I started searching for patterns with older models.  Unsurprisingly, it took effort, and the choices were slim. The bright side of this search is that I discovered several independent pattern designers that were new to me.  Among the options that qualified, I found the fabulous Romero pant pattern by Pauline Alice.  BINGO!  I have been meaning to try a wider leg pant and now I had a reason to do it.


First, some praise for the pattern. I love, love, love the clever button/pocket closure construction scheme for these pants. Romero is closed by buttons on the sides and waistband. You will be happy to learn the pockets are fully functional, and I really appreciate the clean finish with French seams. 

I obtained the PDF download and the pattern and instructions were crystal clear.  I also appreciate the great video instructions at the Pauline Alice website- no need to speak French.  I did add my own modification/suggestion to this construction scheme.  I put the second waistband button on the inside of the waistband to reduce overall buttons showing on the front.


It has been a minute since I made a pair of fitted pants.  I foolishly sewed these up (quickly) going by my waist measurement only.  In the end the waist fit was fine- but too tight elsewhere.  I didn’t want to remake the pocket construction- and I didn’t have enough fabric on hand to recut the front, so I took out the back, and recut the whole back pattern piece with a full-butt adjustment- or in gentler terms- adjustment for a naturally round derriere!  I follow these fabulous instructions from Colette when modifying a pant pattern.  And now though they are not perfect, they are a pretty good fit.  Next time, I will go up a size also.  I used a light-weight denim with a bit of stretch from my stash. In the end, it is a satisfying fit story. 


One word of caution for this pattern- I am 5’4” and usually never have to worry about length, but these pants are short.  There was very little length for a hem- I had to use some wide hem tape in order to get a one inch hem at this length.

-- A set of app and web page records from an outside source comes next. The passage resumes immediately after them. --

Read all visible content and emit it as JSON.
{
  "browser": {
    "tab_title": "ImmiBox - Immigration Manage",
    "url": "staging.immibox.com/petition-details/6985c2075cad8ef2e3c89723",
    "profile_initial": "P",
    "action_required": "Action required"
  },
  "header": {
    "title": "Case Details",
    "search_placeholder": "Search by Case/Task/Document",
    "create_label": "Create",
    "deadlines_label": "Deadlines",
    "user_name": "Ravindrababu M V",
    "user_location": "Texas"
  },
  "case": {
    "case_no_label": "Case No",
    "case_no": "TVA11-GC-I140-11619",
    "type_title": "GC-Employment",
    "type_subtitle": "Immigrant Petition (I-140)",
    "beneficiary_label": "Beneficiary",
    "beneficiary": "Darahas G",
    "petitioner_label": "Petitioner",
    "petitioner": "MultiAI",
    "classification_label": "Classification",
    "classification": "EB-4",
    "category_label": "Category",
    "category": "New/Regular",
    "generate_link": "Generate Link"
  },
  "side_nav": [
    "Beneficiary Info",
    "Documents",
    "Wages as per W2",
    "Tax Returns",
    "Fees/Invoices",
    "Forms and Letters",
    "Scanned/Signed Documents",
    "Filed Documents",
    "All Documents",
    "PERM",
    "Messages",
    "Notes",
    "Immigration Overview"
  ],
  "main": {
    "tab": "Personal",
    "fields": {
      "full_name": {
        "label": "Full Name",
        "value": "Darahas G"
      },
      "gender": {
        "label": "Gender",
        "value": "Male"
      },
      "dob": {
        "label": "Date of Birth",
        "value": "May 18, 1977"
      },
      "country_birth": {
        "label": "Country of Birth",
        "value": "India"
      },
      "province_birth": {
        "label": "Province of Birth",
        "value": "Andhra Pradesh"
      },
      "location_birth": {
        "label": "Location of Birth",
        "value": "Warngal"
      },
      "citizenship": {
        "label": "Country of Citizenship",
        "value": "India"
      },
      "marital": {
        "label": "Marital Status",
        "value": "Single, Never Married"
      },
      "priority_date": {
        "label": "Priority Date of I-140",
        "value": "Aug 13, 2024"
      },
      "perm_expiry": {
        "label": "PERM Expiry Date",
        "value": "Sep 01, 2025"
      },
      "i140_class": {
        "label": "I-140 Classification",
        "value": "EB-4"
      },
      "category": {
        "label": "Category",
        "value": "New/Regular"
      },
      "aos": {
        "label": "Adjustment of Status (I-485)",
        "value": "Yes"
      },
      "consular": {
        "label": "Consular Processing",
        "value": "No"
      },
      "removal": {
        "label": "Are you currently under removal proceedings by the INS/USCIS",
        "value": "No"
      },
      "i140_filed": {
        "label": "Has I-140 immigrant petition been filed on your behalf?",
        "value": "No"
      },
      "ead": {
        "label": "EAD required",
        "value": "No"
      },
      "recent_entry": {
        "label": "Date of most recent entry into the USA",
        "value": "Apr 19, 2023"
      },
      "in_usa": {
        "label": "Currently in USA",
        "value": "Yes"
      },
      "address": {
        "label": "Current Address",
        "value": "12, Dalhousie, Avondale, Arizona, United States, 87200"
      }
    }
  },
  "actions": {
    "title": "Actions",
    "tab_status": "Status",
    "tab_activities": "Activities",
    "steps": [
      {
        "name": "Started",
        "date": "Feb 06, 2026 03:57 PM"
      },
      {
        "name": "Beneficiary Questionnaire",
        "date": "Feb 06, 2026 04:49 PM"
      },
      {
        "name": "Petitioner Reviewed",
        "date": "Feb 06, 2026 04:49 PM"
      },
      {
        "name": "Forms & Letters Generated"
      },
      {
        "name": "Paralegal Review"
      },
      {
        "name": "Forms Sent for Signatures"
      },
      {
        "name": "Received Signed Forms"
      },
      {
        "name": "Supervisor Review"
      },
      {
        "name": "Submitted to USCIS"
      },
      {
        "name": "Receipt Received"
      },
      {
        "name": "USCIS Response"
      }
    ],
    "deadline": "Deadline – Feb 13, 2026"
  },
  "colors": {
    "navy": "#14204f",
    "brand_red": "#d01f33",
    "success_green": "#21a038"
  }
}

Sweatshirt in Liberty of London fabric

I am a huge fan of Liberty of London fabric.  Choosing a print can be tricky- but choosing a pattern from Liberty of London is easy.  Every Liberty print is fabulous- you can’t make a mistake.  So when I saw that there was a Liberty print available in a cozy fleece from the absolutely charming Guthrie Ghani Fabric Shop- I couldn’t resist.  What could be better than an everyday sweatshirt in an extraordinary print? I ordered the Liberty Ruby Templar A Linford Fleece Backed Cotton Sweatshirt Fabric and I am glad I did because it wasn’t around for long! You can find Liberty of London sweatshirt material here.


Ordering from this lovely fabric shop was a snap- the yardage arrived surprisingly swiftly- and included a friendly note from staff. 

The fabric was even better in real life. The print and colors are amazing and the material is super soft and cozy!! You can glimpse the softness on the back face of the fabric and some hand sewing on rolled neck in progress.


The most difficult decision for this project was choosing a sweatshirt pattern.  I absolutely couldn’t decide, so oops- I made two (I promise to pass one of these off). When a project is simple- it is difficult to stop at one.

Here’s the version that I made from the trusty Grainline Linden.  This particular Liberty fleece fabric has practically no stretch- minor inconvenience. Happily, the Linden is roomy, so no worries. Because of the lack of stretch and the posh patterning, i decided to eliminate the sleeve cuffs and banded hem. My model is very similar to Lauren’s - adorable owner of Guthrie and Ghani.


For the second, I used this Simplicity pattern which is a bit more refined (boring?).  The lack of stretch in this model was more challenging- wish I had a smaller head. 


Now that they are both finished I still can’t decide which model I prefer.

 But I know I love the print!